We know you want the best for your pet and often pet owners are nervous about taking their pet for a veterinary dental cleaning because they are fearful about their pet being put under anesthesia for the procedure. First, we want to reassure pet owners that under the correct protocols, anesthesia is very safe and is far less dangerous than the periodontal disease that will develop without proper cleanings.
When preparing to take your pet for a veterinary dental cleaning, here are some questions you can ask your veterinarian to give you peace of mind about your pet’s safety and the care you can expect.
Questions about Anesthesia:
- Do you perform laboratory work for my pet prior to anesthesia?
Laboratory work will be recommended by your veterinarian to evaluate your pet’s internal organ function prior to anesthesia.
- Who performs and monitors the anesthesia process?
- You should confirm that your pet is monitored under anesthesia by a trained veterinary technician who monitors blood pressure, blood oxygen saturation, end tidal carbon dioxide, electrocardiogram, respiratory rate and body temperature. Intravenous fluids should be administered throughout the procedure to help maintain your pet’s blood pressure and provide intravenous access for additional drugs if they are needed. Your pet should be kept warm with warming blankets during the procedure. Your veterinarian should be happy to discuss every step of the process with you.
- What is your full anesthesia protocol?
You should confirm your pet’s blood pressure and blood oxygen are constantly monitored by a trained veterinary technician, that IV fluids are administered throughout the procedure and pets are kept warm with warming blankets during the procedure. Your veterinarian should be happy to discuss every step of the process with you.
- Ask for the practice’s anesthetic safety record. AAHA certified veterinary practices are required to keep anesthesia safety records. You can ask about this record and a practice should be more than happy to share this information with you.
Questions about the dental procedure?
Do you take radiographs as a standard practice for all cleanings?
A comprehensive veterinary dental cleaning will include radiographs.
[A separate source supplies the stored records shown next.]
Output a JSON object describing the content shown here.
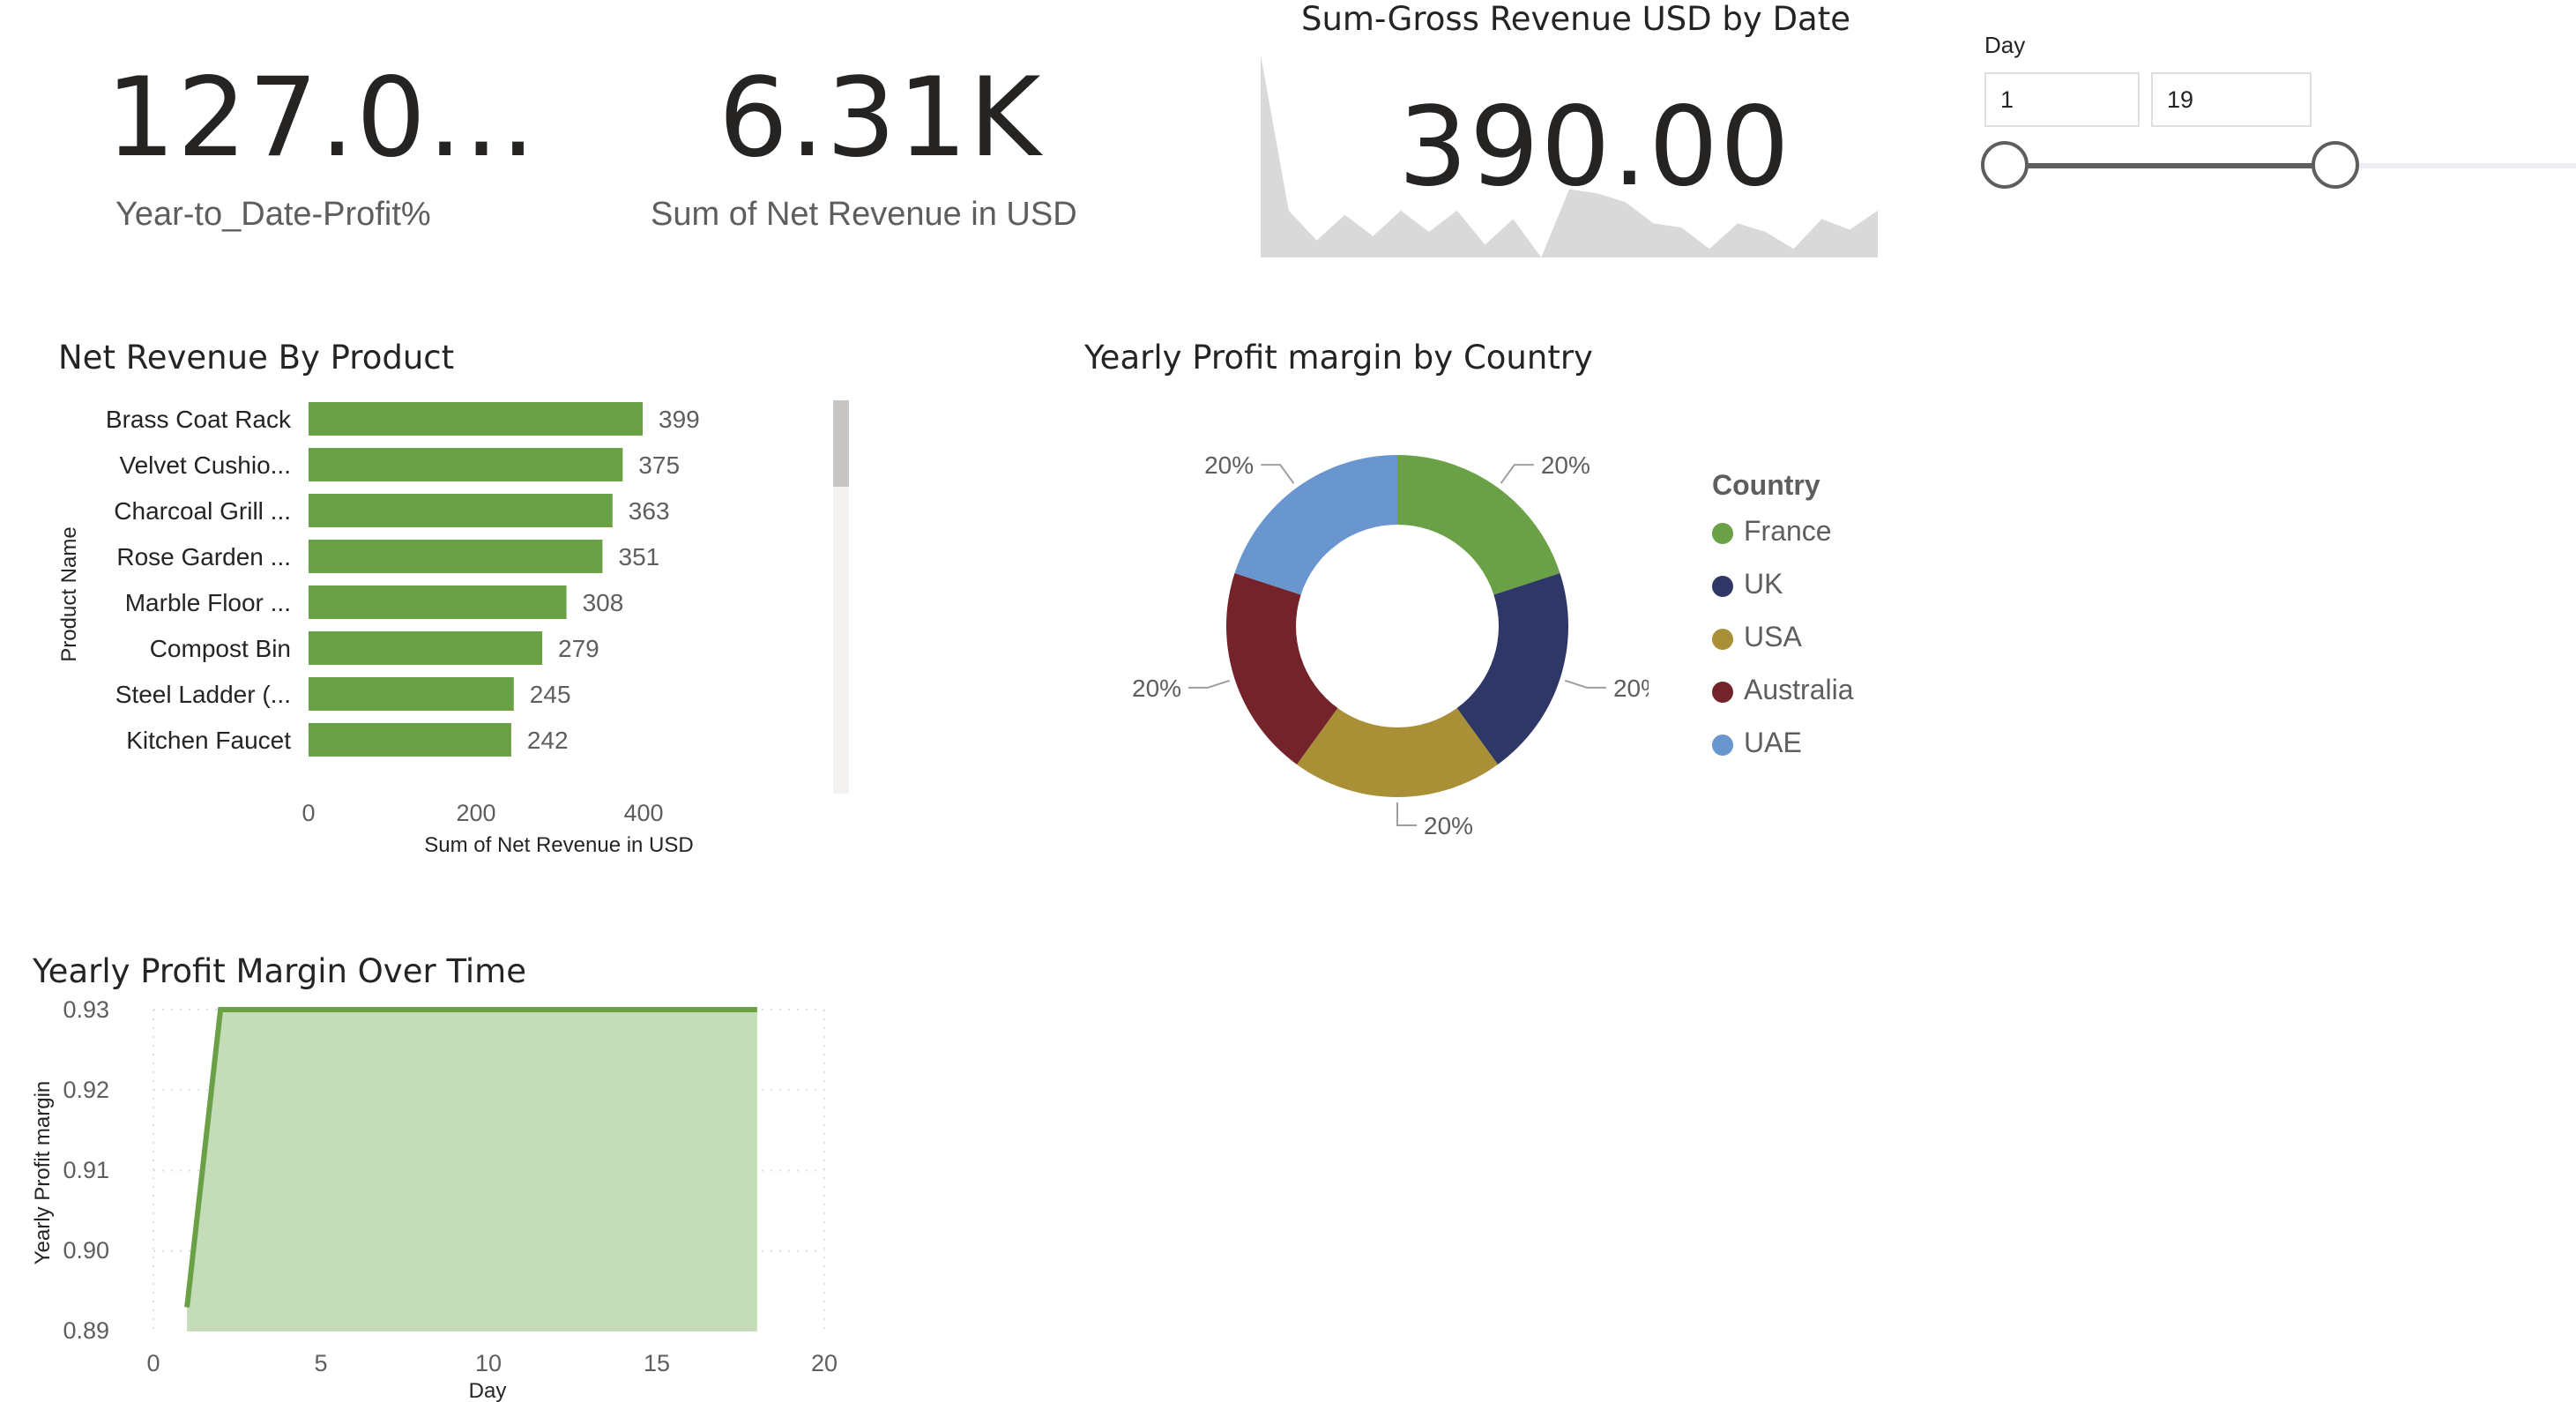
{
  "kpis": {
    "profit": {
      "value": "127.0...",
      "label": "Year-to_Date-Profit%"
    },
    "net_revenue": {
      "value": "6.31K",
      "label": "Sum of Net Revenue in USD"
    },
    "gross": {
      "title": "Sum-Gross Revenue USD by Date",
      "value": "390.00"
    }
  },
  "sparkline": [
    0.95,
    0.22,
    0.08,
    0.2,
    0.1,
    0.22,
    0.12,
    0.22,
    0.06,
    0.18,
    0.0,
    0.32,
    0.3,
    0.26,
    0.16,
    0.14,
    0.04,
    0.16,
    0.12,
    0.04,
    0.18,
    0.13,
    0.22
  ],
  "slicer": {
    "label": "Day",
    "min_value": "1",
    "max_value": "19",
    "range_min": 1,
    "range_max": 19
  },
  "bar_chart": {
    "title": "Net Revenue By Product",
    "xlabel": "Sum of Net Revenue in USD",
    "ylabel": "Product Name",
    "ticks": [
      "0",
      "200",
      "400"
    ]
  },
  "donut_chart": {
    "title": "Yearly Profit margin by Country",
    "legend_title": "Country"
  },
  "line_chart": {
    "title": "Yearly Profit Margin Over Time",
    "ylabel": "Yearly Profit margin",
    "xlabel": "Day",
    "yticks": [
      "0.93",
      "0.92",
      "0.91",
      "0.90",
      "0.89"
    ],
    "xticks": [
      "0",
      "5",
      "10",
      "15",
      "20"
    ]
  },
  "chart_data": [
    {
      "type": "bar",
      "title": "Net Revenue By Product",
      "xlabel": "Sum of Net Revenue in USD",
      "ylabel": "Product Name",
      "categories": [
        "Brass Coat Rack",
        "Velvet Cushio...",
        "Charcoal Grill ...",
        "Rose Garden ...",
        "Marble Floor ...",
        "Compost Bin",
        "Steel Ladder (...",
        "Kitchen Faucet"
      ],
      "values": [
        399,
        375,
        363,
        351,
        308,
        279,
        245,
        242
      ],
      "xlim": [
        0,
        400
      ],
      "color": "#6aa146"
    },
    {
      "type": "pie",
      "title": "Yearly Profit margin by Country",
      "legend_title": "Country",
      "categories": [
        "France",
        "UK",
        "USA",
        "Australia",
        "UAE"
      ],
      "values": [
        20,
        20,
        20,
        20,
        20
      ],
      "labels": [
        "20%",
        "20%",
        "20%",
        "20%",
        "20%"
      ],
      "colors": [
        "#6aa146",
        "#2e3766",
        "#a99037",
        "#74232a",
        "#6a96d0"
      ]
    },
    {
      "type": "area",
      "title": "Yearly Profit Margin Over Time",
      "xlabel": "Day",
      "ylabel": "Yearly Profit margin",
      "x": [
        1,
        2,
        18
      ],
      "y": [
        0.893,
        0.93,
        0.93
      ],
      "xlim": [
        0,
        20
      ],
      "ylim": [
        0.89,
        0.93
      ],
      "line_color": "#6aa146",
      "fill_color": "#c4dcb7"
    }
  ]
}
This is the only way to identify other painful problems that may exist in your pet’s mouth under the gum, in the bone or involving the tooth root due to periodontal or endodontic disease.
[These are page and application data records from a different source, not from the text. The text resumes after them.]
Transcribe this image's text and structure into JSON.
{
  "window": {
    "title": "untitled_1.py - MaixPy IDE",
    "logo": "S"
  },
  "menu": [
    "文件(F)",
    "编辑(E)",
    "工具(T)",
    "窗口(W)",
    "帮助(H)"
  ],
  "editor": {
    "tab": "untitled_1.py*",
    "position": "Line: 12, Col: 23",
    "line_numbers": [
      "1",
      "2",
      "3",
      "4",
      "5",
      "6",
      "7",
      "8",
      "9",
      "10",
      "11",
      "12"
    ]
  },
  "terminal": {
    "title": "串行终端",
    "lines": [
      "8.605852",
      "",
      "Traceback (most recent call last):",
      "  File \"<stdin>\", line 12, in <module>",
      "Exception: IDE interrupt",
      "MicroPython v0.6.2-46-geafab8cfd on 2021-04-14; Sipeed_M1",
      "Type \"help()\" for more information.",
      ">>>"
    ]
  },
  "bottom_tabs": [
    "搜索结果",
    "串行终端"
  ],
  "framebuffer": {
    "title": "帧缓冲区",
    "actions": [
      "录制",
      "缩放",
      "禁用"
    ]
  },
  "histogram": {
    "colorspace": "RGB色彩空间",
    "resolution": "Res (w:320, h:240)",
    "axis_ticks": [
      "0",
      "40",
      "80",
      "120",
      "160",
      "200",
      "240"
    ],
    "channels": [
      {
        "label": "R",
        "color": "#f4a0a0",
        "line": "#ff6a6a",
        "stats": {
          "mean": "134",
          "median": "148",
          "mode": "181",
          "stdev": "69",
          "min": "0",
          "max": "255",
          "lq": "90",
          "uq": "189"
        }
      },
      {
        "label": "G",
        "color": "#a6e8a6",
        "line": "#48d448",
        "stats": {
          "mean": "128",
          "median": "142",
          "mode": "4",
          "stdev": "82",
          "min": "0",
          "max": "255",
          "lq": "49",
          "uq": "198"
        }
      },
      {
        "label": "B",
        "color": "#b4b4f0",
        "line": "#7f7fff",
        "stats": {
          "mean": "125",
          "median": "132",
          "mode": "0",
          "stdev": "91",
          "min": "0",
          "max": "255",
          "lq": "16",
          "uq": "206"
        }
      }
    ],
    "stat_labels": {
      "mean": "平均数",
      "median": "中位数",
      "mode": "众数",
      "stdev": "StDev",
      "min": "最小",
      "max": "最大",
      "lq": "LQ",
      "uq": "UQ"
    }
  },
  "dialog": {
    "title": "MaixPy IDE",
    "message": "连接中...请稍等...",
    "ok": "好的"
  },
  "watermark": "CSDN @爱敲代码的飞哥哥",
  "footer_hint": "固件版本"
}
- Do you use localized nerve blocks?
Local nerve blocks, in addition to pain medication administered prior to anesthesia, reduces the need for general anesthetic, improving the safety of the procedure and making your pet’s recovery faster and less painful.
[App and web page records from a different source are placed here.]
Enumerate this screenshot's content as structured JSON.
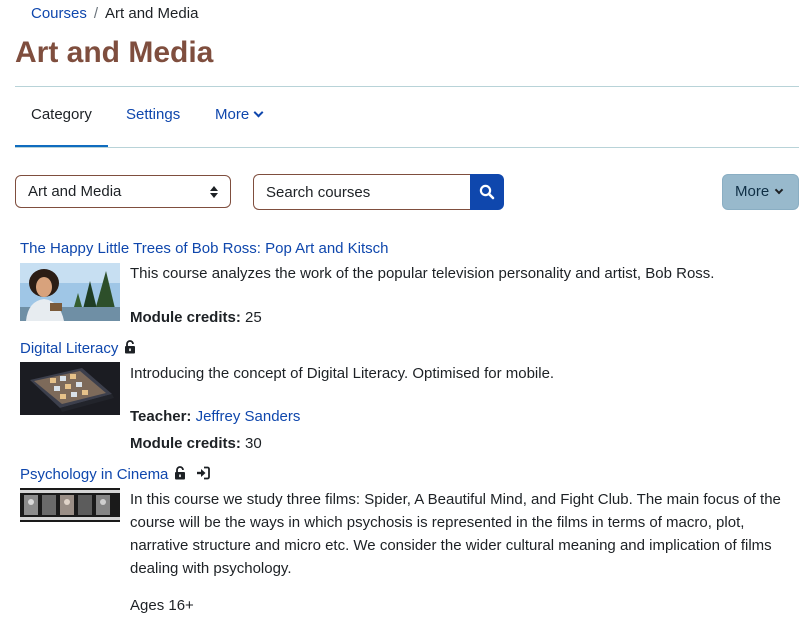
{
  "breadcrumb": {
    "root": "Courses",
    "separator": "/",
    "current": "Art and Media"
  },
  "page_title": "Art and Media",
  "nav": {
    "tabs": [
      {
        "label": "Category"
      },
      {
        "label": "Settings"
      },
      {
        "label": "More"
      }
    ]
  },
  "filters": {
    "category_selected": "Art and Media",
    "search_placeholder": "Search courses",
    "more_label": "More"
  },
  "courses": [
    {
      "title": "The Happy Little Trees of Bob Ross: Pop Art and Kitsch",
      "summary": "This course analyzes the work of the popular television personality and artist, Bob Ross.",
      "credits_label": "Module credits:",
      "credits": "25"
    },
    {
      "title": "Digital Literacy",
      "icons": [
        "unlock-icon"
      ],
      "summary": "Introducing the concept of Digital Literacy. Optimised for mobile.",
      "teacher_label": "Teacher:",
      "teacher": "Jeffrey Sanders",
      "credits_label": "Module credits:",
      "credits": "30"
    },
    {
      "title": "Psychology in Cinema",
      "icons": [
        "unlock-icon",
        "sign-in-icon"
      ],
      "summary": "In this course we study three films: Spider, A Beautiful Mind, and Fight Club. The main focus of the course will be the ways in which psychosis is represented in the films in terms of macro, plot, narrative structure and micro etc. We consider the wider cultural meaning and implication of films dealing with psychology.",
      "extra": "Ages 16+"
    }
  ],
  "colors": {
    "title": "#7f4e3e",
    "link": "#0f47ad",
    "primary": "#0f47ad",
    "more_button": "#98b9cc"
  }
}
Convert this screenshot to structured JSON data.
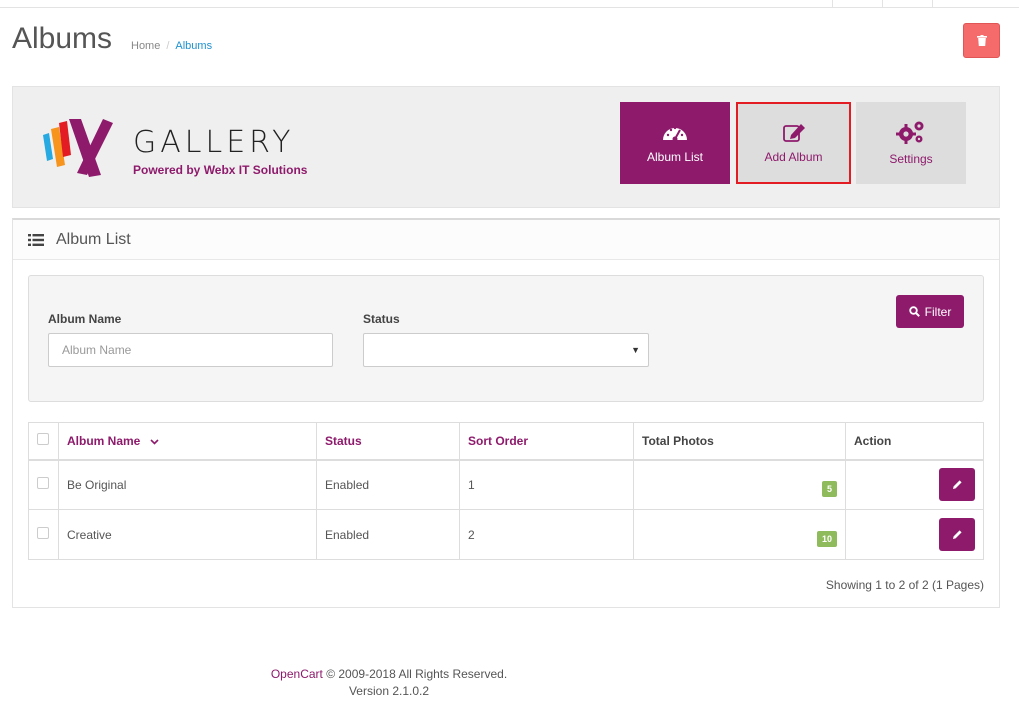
{
  "header": {
    "title": "Albums",
    "breadcrumb": [
      {
        "label": "Home"
      },
      {
        "label": "Albums"
      }
    ]
  },
  "brand": {
    "logo_text": "GALLERY",
    "logo_tagline": "Powered by Webx IT Solutions"
  },
  "nav": {
    "album_list": "Album List",
    "add_album": "Add Album",
    "settings": "Settings"
  },
  "panel": {
    "heading": "Album List"
  },
  "filter": {
    "album_name_label": "Album Name",
    "album_name_placeholder": "Album Name",
    "status_label": "Status",
    "status_value": "",
    "button": "Filter"
  },
  "table": {
    "columns": [
      "Album Name",
      "Status",
      "Sort Order",
      "Total Photos",
      "Action"
    ],
    "rows": [
      {
        "name": "Be Original",
        "status": "Enabled",
        "sort_order": "1",
        "total_photos": "5"
      },
      {
        "name": "Creative",
        "status": "Enabled",
        "sort_order": "2",
        "total_photos": "10"
      }
    ]
  },
  "pagination": {
    "text": "Showing 1 to 2 of 2 (1 Pages)"
  },
  "footer": {
    "brand": "OpenCart",
    "copyright": " © 2009-2018 All Rights Reserved.",
    "version": "Version 2.1.0.2"
  },
  "colors": {
    "accent": "#8e1a6c",
    "danger": "#f56b6b",
    "badge": "#8fbb5c",
    "highlight": "#e31b23"
  }
}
- What is your protocol if you identify a problem?
You should ask your veterinarian how they handle disease that they find and if they will discuss the findings and treatment options with you immediately. You may also want to ask how they handle any complex issues they find such as broken teeth, bone loss or other problems. In many cases a specialist can save teeth with root canal procedures as opposed to extraction – keeping teeth intact when possible can prevent future dental problems to a pet.